→ WHAT YOU NEED TO DO
Write the records out once more. Leave each line exactly as given.

→ AVAILABLE DATA
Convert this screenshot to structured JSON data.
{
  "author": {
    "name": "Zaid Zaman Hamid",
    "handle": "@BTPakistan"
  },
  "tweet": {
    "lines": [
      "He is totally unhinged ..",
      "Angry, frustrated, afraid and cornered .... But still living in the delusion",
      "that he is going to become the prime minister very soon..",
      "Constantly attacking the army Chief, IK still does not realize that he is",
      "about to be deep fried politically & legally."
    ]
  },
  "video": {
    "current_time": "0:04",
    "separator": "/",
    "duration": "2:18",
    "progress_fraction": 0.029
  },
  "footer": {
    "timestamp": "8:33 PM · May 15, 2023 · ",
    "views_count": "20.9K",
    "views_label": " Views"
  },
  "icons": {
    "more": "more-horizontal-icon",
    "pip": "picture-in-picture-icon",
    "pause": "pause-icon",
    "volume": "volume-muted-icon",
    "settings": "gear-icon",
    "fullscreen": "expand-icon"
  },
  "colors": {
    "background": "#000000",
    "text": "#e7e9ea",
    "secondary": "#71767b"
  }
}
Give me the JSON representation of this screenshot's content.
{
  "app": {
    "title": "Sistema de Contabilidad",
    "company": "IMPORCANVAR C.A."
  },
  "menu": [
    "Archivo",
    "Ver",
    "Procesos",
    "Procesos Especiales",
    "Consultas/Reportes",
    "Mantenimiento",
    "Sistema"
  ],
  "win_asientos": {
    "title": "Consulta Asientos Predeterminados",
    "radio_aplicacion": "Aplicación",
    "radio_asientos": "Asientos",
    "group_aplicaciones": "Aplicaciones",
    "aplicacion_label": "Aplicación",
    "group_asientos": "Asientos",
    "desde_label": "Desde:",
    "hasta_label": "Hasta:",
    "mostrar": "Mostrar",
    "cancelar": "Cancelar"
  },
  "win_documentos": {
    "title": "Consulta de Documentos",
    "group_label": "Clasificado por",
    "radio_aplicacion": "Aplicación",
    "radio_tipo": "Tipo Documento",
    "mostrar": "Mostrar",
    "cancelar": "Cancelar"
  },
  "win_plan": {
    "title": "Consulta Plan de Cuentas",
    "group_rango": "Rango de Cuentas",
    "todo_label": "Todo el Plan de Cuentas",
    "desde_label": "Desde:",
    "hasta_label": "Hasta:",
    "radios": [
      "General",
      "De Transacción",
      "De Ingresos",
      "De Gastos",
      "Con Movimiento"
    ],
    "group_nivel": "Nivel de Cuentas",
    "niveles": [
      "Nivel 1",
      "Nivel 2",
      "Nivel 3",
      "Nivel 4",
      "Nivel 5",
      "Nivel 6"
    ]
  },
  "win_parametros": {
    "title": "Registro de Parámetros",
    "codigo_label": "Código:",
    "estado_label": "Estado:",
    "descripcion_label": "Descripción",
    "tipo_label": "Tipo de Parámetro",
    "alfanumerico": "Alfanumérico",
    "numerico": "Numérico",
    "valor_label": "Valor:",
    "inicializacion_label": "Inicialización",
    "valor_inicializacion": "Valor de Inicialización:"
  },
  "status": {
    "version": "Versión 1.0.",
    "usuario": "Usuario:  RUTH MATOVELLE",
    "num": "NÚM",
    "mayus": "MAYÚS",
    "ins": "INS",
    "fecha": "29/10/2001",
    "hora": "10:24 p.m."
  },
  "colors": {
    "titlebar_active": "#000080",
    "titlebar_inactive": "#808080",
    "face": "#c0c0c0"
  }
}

→ ANSWER FOR THIS EXERCISE
Convert this screenshot to structured JSON data.
{
  "author": {
    "name": "Zaid Zaman Hamid",
    "handle": "@BTPakistan"
  },
  "tweet": {
    "lines": [
      "He is totally unhinged ..",
      "Angry, frustrated, afraid and cornered .... But still living in the delusion",
      "that he is going to become the prime minister very soon..",
      "Constantly attacking the army Chief, IK still does not realize that he is",
      "about to be deep fried politically & legally."
    ]
  },
  "video": {
    "current_time": "0:04",
    "separator": "/",
    "duration": "2:18",
    "progress_fraction": 0.029
  },
  "footer": {
    "timestamp": "8:33 PM · May 15, 2023 · ",
    "views_count": "20.9K",
    "views_label": " Views"
  },
  "icons": {
    "more": "more-horizontal-icon",
    "pip": "picture-in-picture-icon",
    "pause": "pause-icon",
    "volume": "volume-muted-icon",
    "settings": "gear-icon",
    "fullscreen": "expand-icon"
  },
  "colors": {
    "background": "#000000",
    "text": "#e7e9ea",
    "secondary": "#71767b"
  }
}
Give me the JSON representation of this screenshot's content.
{
  "app": {
    "title": "Sistema de Contabilidad",
    "company": "IMPORCANVAR C.A."
  },
  "menu": [
    "Archivo",
    "Ver",
    "Procesos",
    "Procesos Especiales",
    "Consultas/Reportes",
    "Mantenimiento",
    "Sistema"
  ],
  "win_asientos": {
    "title": "Consulta Asientos Predeterminados",
    "radio_aplicacion": "Aplicación",
    "radio_asientos": "Asientos",
    "group_aplicaciones": "Aplicaciones",
    "aplicacion_label": "Aplicación",
    "group_asientos": "Asientos",
    "desde_label": "Desde:",
    "hasta_label": "Hasta:",
    "mostrar": "Mostrar",
    "cancelar": "Cancelar"
  },
  "win_documentos": {
    "title": "Consulta de Documentos",
    "group_label": "Clasificado por",
    "radio_aplicacion": "Aplicación",
    "radio_tipo": "Tipo Documento",
    "mostrar": "Mostrar",
    "cancelar": "Cancelar"
  },
  "win_plan": {
    "title": "Consulta Plan de Cuentas",
    "group_rango": "Rango de Cuentas",
    "todo_label": "Todo el Plan de Cuentas",
    "desde_label": "Desde:",
    "hasta_label": "Hasta:",
    "radios": [
      "General",
      "De Transacción",
      "De Ingresos",
      "De Gastos",
      "Con Movimiento"
    ],
    "group_nivel": "Nivel de Cuentas",
    "niveles": [
      "Nivel 1",
      "Nivel 2",
      "Nivel 3",
      "Nivel 4",
      "Nivel 5",
      "Nivel 6"
    ]
  },
  "win_parametros": {
    "title": "Registro de Parámetros",
    "codigo_label": "Código:",
    "estado_label": "Estado:",
    "descripcion_label": "Descripción",
    "tipo_label": "Tipo de Parámetro",
    "alfanumerico": "Alfanumérico",
    "numerico": "Numérico",
    "valor_label": "Valor:",
    "inicializacion_label": "Inicialización",
    "valor_inicializacion": "Valor de Inicialización:"
  },
  "status": {
    "version": "Versión 1.0.",
    "usuario": "Usuario:  RUTH MATOVELLE",
    "num": "NÚM",
    "mayus": "MAYÚS",
    "ins": "INS",
    "fecha": "29/10/2001",
    "hora": "10:24 p.m."
  },
  "colors": {
    "titlebar_active": "#000080",
    "titlebar_inactive": "#808080",
    "face": "#c0c0c0"
  }
}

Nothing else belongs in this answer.